Check out the video from Legacy Machines. Google may have more.
Too small for logs, but the machine operation is the same for large or small.
Get in there and start cutting, just realize it will all be hand tools. I hope you are working green Pine....
Precise instructions in a few paragraphs and you without tools, machinery or skills?
OK here goes...
Logs are first sent to a sawmill where they are cut into square timbers or a log-lathe to be turned round. Square timbers are then turned round on a lathe. (Without benefit of a lathe you'll need to "hew" them round as shipwrights have done more than 500 years ago.)

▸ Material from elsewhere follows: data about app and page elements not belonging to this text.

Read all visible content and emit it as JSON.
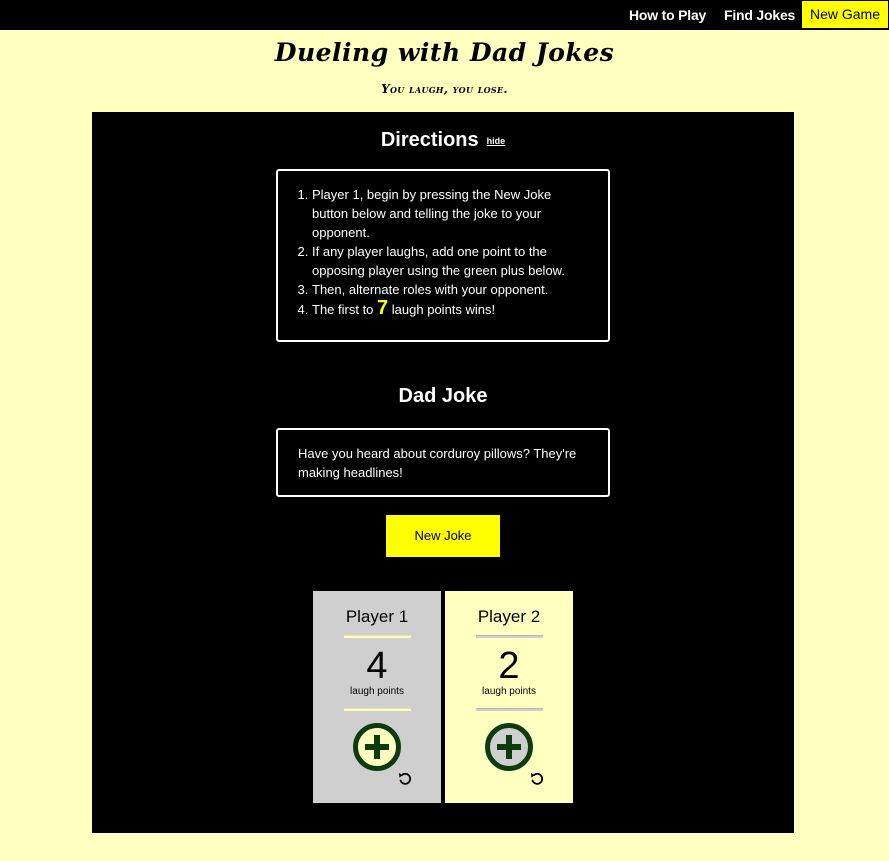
{
  "nav": {
    "how_to_play": "How to Play",
    "find_jokes": "Find Jokes",
    "new_game": "New Game"
  },
  "header": {
    "title": "Dueling with Dad Jokes",
    "subtitle": "You laugh, you lose."
  },
  "directions": {
    "heading": "Directions",
    "hide_label": "hide",
    "items": [
      "Player 1, begin by pressing the New Joke button below and telling the joke to your opponent.",
      "If any player laughs, add one point to the opposing player using the green plus below.",
      "Then, alternate roles with your opponent."
    ],
    "last_item_prefix": "The first to",
    "win_points": "7",
    "last_item_suffix": "laugh points wins!"
  },
  "joke": {
    "heading": "Dad Joke",
    "text": "Have you heard about corduroy pillows? They're making headlines!",
    "new_joke_label": "New Joke"
  },
  "players": [
    {
      "name": "Player 1",
      "score": "4",
      "points_label": "laugh points"
    },
    {
      "name": "Player 2",
      "score": "2",
      "points_label": "laugh points"
    }
  ],
  "colors": {
    "accent": "#ffff00",
    "background": "#ffffc0",
    "panel": "#000000",
    "plus": "#0d3b0d",
    "player1_card": "#cfcfcf"
  },
  "icons": {
    "add": "plus-circle-icon",
    "reset": "undo-icon"
  }
}
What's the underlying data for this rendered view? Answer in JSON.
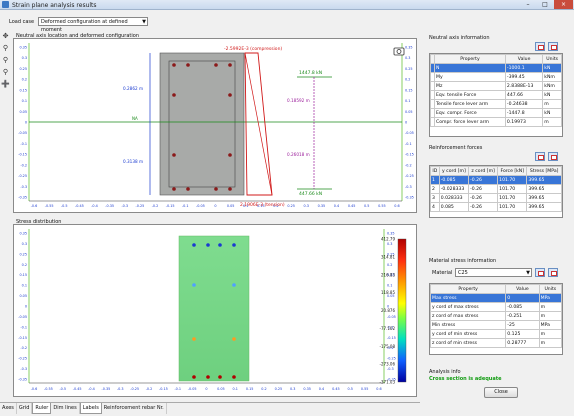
{
  "window": {
    "title": "Strain plane analysis results"
  },
  "toolbar": {
    "load_case_label": "Load case",
    "load_case_value": "Deformed configuration at defined moment"
  },
  "top_chart": {
    "title": "Neutral axis location and deformed configuration",
    "dim_top": "0.2862 m",
    "dim_bottom": "0.3138 m",
    "na_label": "NA",
    "compression_label": "-2.5992E-3 (compression)",
    "tension_label": "2.1906E-3 (tension)",
    "force_top": "1447.8 kN",
    "force_bottom": "447.66 kN",
    "lever_top": "0.18592 m",
    "lever_bottom": "0.26018 m",
    "y_ticks": [
      "0.35",
      "0.3",
      "0.25",
      "0.2",
      "0.15",
      "0.1",
      "0.05",
      "0",
      "-0.05",
      "-0.1",
      "-0.15",
      "-0.2",
      "-0.25",
      "-0.3",
      "-0.35"
    ],
    "x_ticks": [
      "-0.6",
      "-0.55",
      "-0.5",
      "-0.45",
      "-0.4",
      "-0.35",
      "-0.3",
      "-0.25",
      "-0.2",
      "-0.15",
      "-0.1",
      "-0.05",
      "0",
      "0.05",
      "0.1",
      "0.15",
      "0.2",
      "0.25",
      "0.3",
      "0.35",
      "0.4",
      "0.45",
      "0.5",
      "0.55",
      "0.6"
    ]
  },
  "bottom_chart": {
    "title": "Stress distribution",
    "legend_values": [
      "412.79",
      "314.81",
      "216.83",
      "118.85",
      "20.876",
      "-77.102",
      "-175.08",
      "-273.06",
      "-371.03"
    ],
    "y_ticks": [
      "0.35",
      "0.3",
      "0.25",
      "0.2",
      "0.15",
      "0.1",
      "0.05",
      "0",
      "-0.05",
      "-0.1",
      "-0.15",
      "-0.2",
      "-0.25",
      "-0.3",
      "-0.35"
    ],
    "x_ticks": [
      "-0.6",
      "-0.55",
      "-0.5",
      "-0.45",
      "-0.4",
      "-0.35",
      "-0.3",
      "-0.25",
      "-0.2",
      "-0.15",
      "-0.1",
      "-0.05",
      "0",
      "0.05",
      "0.1",
      "0.15",
      "0.2",
      "0.25",
      "0.3",
      "0.35",
      "0.4",
      "0.45",
      "0.5",
      "0.55",
      "0.6"
    ]
  },
  "tabs": [
    "Axes",
    "Grid",
    "Ruler",
    "Dim lines",
    "Labels",
    "Reinforcement rebar Nr."
  ],
  "neutral_axis": {
    "title": "Neutral axis information",
    "headers": [
      "Property",
      "Value",
      "Units"
    ],
    "rows": [
      [
        "N",
        "-1000.1",
        "kN"
      ],
      [
        "My",
        "-399.45",
        "kNm"
      ],
      [
        "Mz",
        "2.8388E-13",
        "kNm"
      ],
      [
        "Eqv. tensile Force",
        "447.66",
        "kN"
      ],
      [
        "Tensile force lever arm",
        "-0.24638",
        "m"
      ],
      [
        "Eqv. compr. Force",
        "-1447.8",
        "kN"
      ],
      [
        "Compr. force lever arm",
        "0.19973",
        "m"
      ]
    ]
  },
  "reinforcement": {
    "title": "Reinforcement forces",
    "headers": [
      "ID",
      "y cord [m]",
      "z cord [m]",
      "Force [kN]",
      "Stress [MPa]"
    ],
    "rows": [
      [
        "1",
        "-0.085",
        "-0.26",
        "101.70",
        "399.65"
      ],
      [
        "2",
        "-0.028333",
        "-0.26",
        "101.70",
        "399.65"
      ],
      [
        "3",
        "0.028333",
        "-0.26",
        "101.70",
        "399.65"
      ],
      [
        "4",
        "0.085",
        "-0.26",
        "101.70",
        "399.65"
      ]
    ]
  },
  "material": {
    "title": "Material stress information",
    "material_label": "Material",
    "material_value": "C25",
    "headers": [
      "Property",
      "Value",
      "Units"
    ],
    "rows": [
      [
        "Max stress",
        "0",
        "MPa"
      ],
      [
        "y cord of max stress",
        "-0.085",
        "m"
      ],
      [
        "z cord of max stress",
        "-0.251",
        "m"
      ],
      [
        "Min stress",
        "-25",
        "MPa"
      ],
      [
        "y cord of min stress",
        "0.125",
        "m"
      ],
      [
        "z cord of min stress",
        "0.28777",
        "m"
      ]
    ]
  },
  "analysis": {
    "title": "Analysis info",
    "message": "Cross section is adequate"
  },
  "close_label": "Close",
  "colors": {
    "accent": "#3875d7",
    "section_fill": "#a8aaa8",
    "rebar": "#8b1a1a",
    "force_pos": "#1a8a1a",
    "force_neg": "#1a3ad0",
    "strain": "#d01818"
  }
}
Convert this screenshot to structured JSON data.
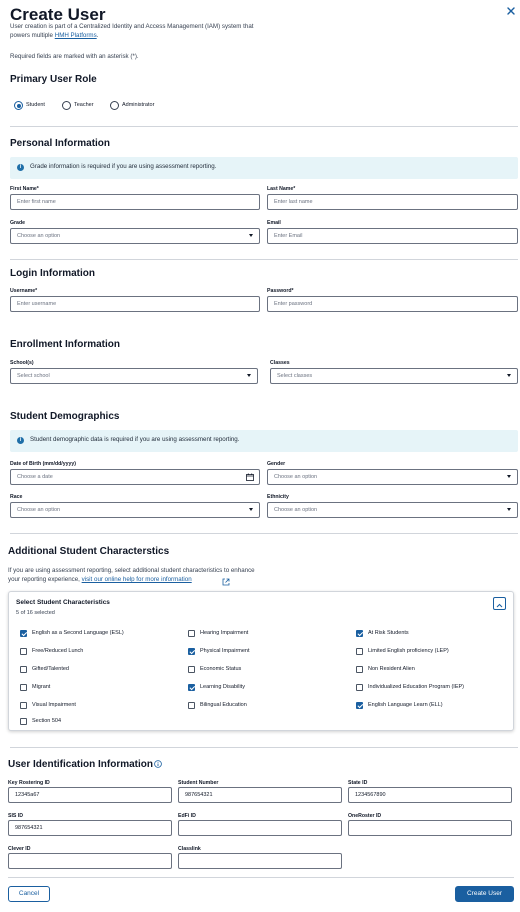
{
  "header": {
    "title": "Create User",
    "description_pre": "User creation is part of a Centralized Identity and Access Management (IAM) system that",
    "description_line2": "powers multiple",
    "platforms_link": "HMH Platforms",
    "period": ".",
    "required_note": "Required fields are marked with an asterisk (*)."
  },
  "role": {
    "title": "Primary User Role",
    "options": [
      {
        "label": "Student",
        "selected": true
      },
      {
        "label": "Teacher",
        "selected": false
      },
      {
        "label": "Administrator",
        "selected": false
      }
    ]
  },
  "personal": {
    "title": "Personal Information",
    "info": "Grade information is required if you are using assessment reporting.",
    "first_name_label": "First Name*",
    "first_name_placeholder": "Enter first name",
    "last_name_label": "Last Name*",
    "last_name_placeholder": "Enter last name",
    "grade_label": "Grade",
    "grade_placeholder": "Choose an option",
    "email_label": "Email",
    "email_placeholder": "Enter Email"
  },
  "login": {
    "title": "Login Information",
    "username_label": "Username*",
    "username_placeholder": "Enter username",
    "password_label": "Password*",
    "password_placeholder": "Enter password"
  },
  "enrollment": {
    "title": "Enrollment Information",
    "school_label": "School(s)",
    "school_placeholder": "Select school",
    "classes_label": "Classes",
    "classes_placeholder": "Select classes"
  },
  "demographics": {
    "title": "Student Demographics",
    "info": "Student demographic data is required if you are using assessment reporting.",
    "dob_label": "Date of Birth (mm/dd/yyyy)",
    "dob_placeholder": "Choose a date",
    "gender_label": "Gender",
    "gender_placeholder": "Choose an option",
    "race_label": "Race",
    "race_placeholder": "Choose an option",
    "ethnicity_label": "Ethnicity",
    "ethnicity_placeholder": "Choose an option"
  },
  "characteristics": {
    "title": "Additional Student Characterstics",
    "desc_line1": "If you are using assessment reporting, select additional student characteristics to enhance",
    "desc_line2": "your reporting experience,",
    "help_link": "visit our online help for more information",
    "panel_title": "Select Student Characteristics",
    "selected_count": "5 of 16 selected",
    "items": [
      {
        "label": "English as a Second Language (ESL)",
        "checked": true
      },
      {
        "label": "Hearing Impairment",
        "checked": false
      },
      {
        "label": "At Risk Students",
        "checked": true
      },
      {
        "label": "Free/Reduced Lunch",
        "checked": false
      },
      {
        "label": "Physical Impairment",
        "checked": true
      },
      {
        "label": "Limited English proficiency (LEP)",
        "checked": false
      },
      {
        "label": "Gifted/Talented",
        "checked": false
      },
      {
        "label": "Economic Status",
        "checked": false
      },
      {
        "label": "Non Resident Alien",
        "checked": false
      },
      {
        "label": "Migrant",
        "checked": false
      },
      {
        "label": "Learning Disability",
        "checked": true
      },
      {
        "label": "Individualized Education Program (IEP)",
        "checked": false
      },
      {
        "label": "Visual Impairment",
        "checked": false
      },
      {
        "label": "Bilingual Education",
        "checked": false
      },
      {
        "label": "English Language Learn (ELL)",
        "checked": true
      },
      {
        "label": "Section 504",
        "checked": false
      }
    ]
  },
  "identification": {
    "title": "User Identification Information",
    "fields": [
      {
        "label": "Key Rostering ID",
        "value": "12345a67"
      },
      {
        "label": "Student Number",
        "value": "987654321"
      },
      {
        "label": "State ID",
        "value": "1234567890"
      },
      {
        "label": "SIS ID",
        "value": "987654321"
      },
      {
        "label": "EdFi ID",
        "value": ""
      },
      {
        "label": "OneRoster ID",
        "value": ""
      },
      {
        "label": "Clever ID",
        "value": ""
      },
      {
        "label": "Classlink",
        "value": ""
      }
    ]
  },
  "footer": {
    "cancel": "Cancel",
    "create": "Create User"
  },
  "colors": {
    "primary": "#1a5fa0",
    "info_bg": "#e6f4f8"
  }
}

Round or tapered/round shafts are then laid-out with grid lines taken from the plan (ring and longitudinal lines). The intersection of these lines establish points along the spirals. Small nails are driven into these points and a chalk-line is wrapped round the shaft and snapped as you go (either that or a bendable straight-edge).
With all the spiral lines on the shaft, a hand or skill saw is used to make the initial cuts. These are made to depth along the spiral lines. (This is done on the lathe or between centers while the shaft is rotated.) Further cuts can be made to leave a spiral "V" notch. A hand saw can be fixed with a depth gauge or an antique stair saw could be used.
Now you're ready to carve, rasp and sand the loops of the rope. This is also done on the lathe. The shaft is rotated as you work but must also be solidly fixed as you carve. This is time consuming but not difficult. All the carving is done "downhill" of the grain. You'll need to work from opposite sides of the lathe, or left/right hand positions.
I don't know what you're seeing in New Mexico but twist turnings are classified by style: rope, barley, Jacobean, open, etc. These all require different layouts but the execution of the work is the same.
Today twist turning are done on special CNC lathes like the Hapo 7000. Home-built lathes can be set-up like the old (Sears) router-crafter toy.
I use the Legacy mill to make rope columns, but anything over 8' long has to be segmented. The diameter is limited, too. I think mine will only do about 12" in diameter.
You might want to look into finding someone with a CNC lathe with a large enough capacity to process the logs.